**What is expected**
Pick out all lines of the entries that include the word "time" and copy them.

**Input**
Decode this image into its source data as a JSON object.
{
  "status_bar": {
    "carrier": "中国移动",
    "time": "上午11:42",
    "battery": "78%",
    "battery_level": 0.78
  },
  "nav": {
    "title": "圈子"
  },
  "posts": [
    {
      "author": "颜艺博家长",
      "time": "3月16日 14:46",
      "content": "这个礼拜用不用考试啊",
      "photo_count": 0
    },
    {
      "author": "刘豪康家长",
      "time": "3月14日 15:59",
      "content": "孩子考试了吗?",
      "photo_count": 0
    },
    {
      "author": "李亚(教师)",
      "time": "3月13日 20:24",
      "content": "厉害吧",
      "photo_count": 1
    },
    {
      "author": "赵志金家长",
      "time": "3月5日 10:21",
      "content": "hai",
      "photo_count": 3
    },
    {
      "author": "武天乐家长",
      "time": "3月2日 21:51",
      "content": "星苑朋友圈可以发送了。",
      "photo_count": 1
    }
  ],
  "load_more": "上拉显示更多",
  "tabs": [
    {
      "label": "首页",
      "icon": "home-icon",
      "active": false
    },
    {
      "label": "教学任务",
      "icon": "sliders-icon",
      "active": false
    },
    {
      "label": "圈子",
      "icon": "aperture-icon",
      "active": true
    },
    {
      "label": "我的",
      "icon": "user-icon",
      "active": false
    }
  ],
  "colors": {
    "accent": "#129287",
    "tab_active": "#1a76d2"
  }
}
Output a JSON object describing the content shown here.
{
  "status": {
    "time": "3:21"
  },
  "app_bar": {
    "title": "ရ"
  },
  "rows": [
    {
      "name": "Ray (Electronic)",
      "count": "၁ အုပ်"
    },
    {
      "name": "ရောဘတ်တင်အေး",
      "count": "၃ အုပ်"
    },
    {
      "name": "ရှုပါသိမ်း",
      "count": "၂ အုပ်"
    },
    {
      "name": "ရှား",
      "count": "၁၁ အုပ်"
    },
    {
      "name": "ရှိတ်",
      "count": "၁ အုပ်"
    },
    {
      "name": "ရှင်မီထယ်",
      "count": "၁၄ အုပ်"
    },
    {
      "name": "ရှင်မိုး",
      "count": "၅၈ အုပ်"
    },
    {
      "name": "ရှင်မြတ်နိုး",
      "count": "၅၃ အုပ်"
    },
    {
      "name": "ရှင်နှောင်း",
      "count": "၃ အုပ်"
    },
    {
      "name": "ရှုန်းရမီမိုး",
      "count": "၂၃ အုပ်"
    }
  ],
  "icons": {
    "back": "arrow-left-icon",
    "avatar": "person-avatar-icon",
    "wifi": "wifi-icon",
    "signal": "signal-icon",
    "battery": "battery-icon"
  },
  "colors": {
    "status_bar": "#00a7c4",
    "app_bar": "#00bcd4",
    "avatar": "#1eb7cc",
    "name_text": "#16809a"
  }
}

**Reply**
    "time": "上午11:42",
      "time": "3月16日 14:46",
      "time": "3月14日 15:59",
      "time": "3月13日 20:24",
      "time": "3月5日 10:21",
      "time": "3月2日 21:51",
    "time": "3:21"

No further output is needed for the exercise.